# Instructions to follow
Filter the records below for the word "time". Keep each line that has it.

"""

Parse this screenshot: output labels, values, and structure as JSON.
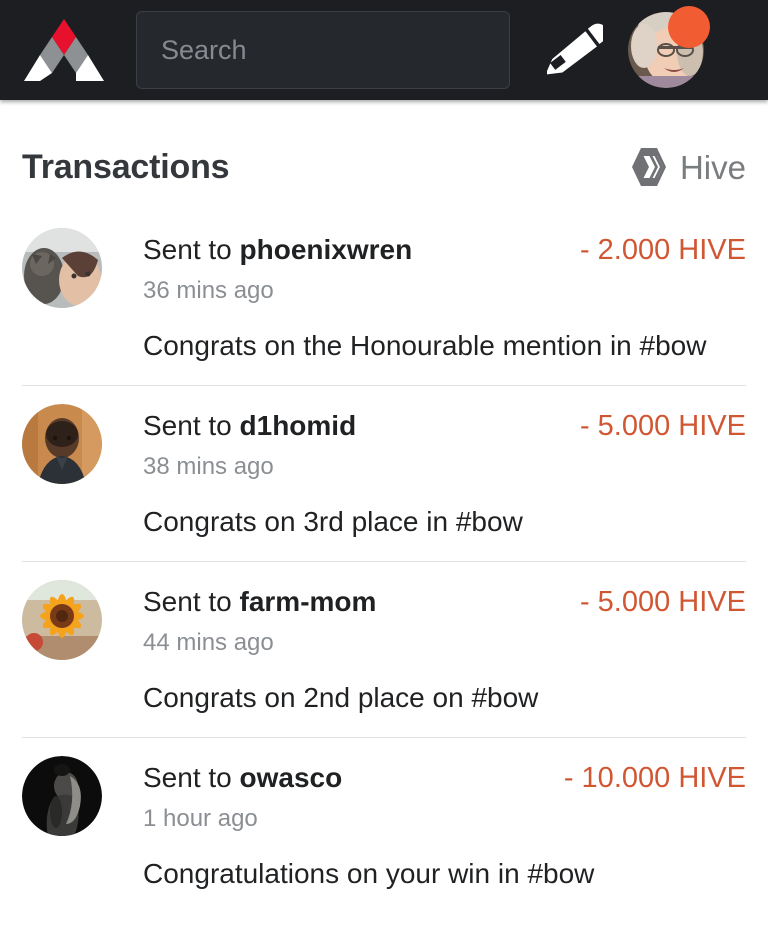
{
  "header": {
    "logo_icon": "actifit-triangle-logo",
    "logo_colors": {
      "top": "#e8112d",
      "mid": "#8e9194",
      "legs": "#ffffff"
    },
    "search": {
      "placeholder": "Search",
      "value": "",
      "button_icon": "search-icon"
    },
    "compose_icon": "pencil-icon",
    "avatar_icon": "user-avatar",
    "notification_badge": {
      "visible": true,
      "color": "#f25c32"
    },
    "background": "#1c1e22"
  },
  "page": {
    "title": "Transactions",
    "brand": {
      "label": "Hive",
      "icon": "hive-logo-icon",
      "color": "#7a7d80"
    }
  },
  "transactions": [
    {
      "action": "Sent to",
      "recipient": "phoenixwren",
      "time": "36 mins ago",
      "amount": "- 2.000 HIVE",
      "memo": "Congrats on the Honourable mention in #bow",
      "avatar_name": "avatar-phoenixwren"
    },
    {
      "action": "Sent to",
      "recipient": "d1homid",
      "time": "38 mins ago",
      "amount": "- 5.000 HIVE",
      "memo": "Congrats on 3rd place in #bow",
      "avatar_name": "avatar-d1homid"
    },
    {
      "action": "Sent to",
      "recipient": "farm-mom",
      "time": "44 mins ago",
      "amount": "- 5.000 HIVE",
      "memo": "Congrats on 2nd place on #bow",
      "avatar_name": "avatar-farm-mom"
    },
    {
      "action": "Sent to",
      "recipient": "owasco",
      "time": "1 hour ago",
      "amount": "- 10.000 HIVE",
      "memo": "Congratulations on your win in #bow",
      "avatar_name": "avatar-owasco"
    }
  ],
  "colors": {
    "amount_negative": "#d15733",
    "title": "#34383c",
    "muted_text": "#8b8f93",
    "body_text": "#1f2123",
    "divider": "#e3e3e3"
  }
}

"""

# Output for this exercise
      "time": "36 mins ago",
      "time": "38 mins ago",
      "time": "44 mins ago",
      "time": "1 hour ago",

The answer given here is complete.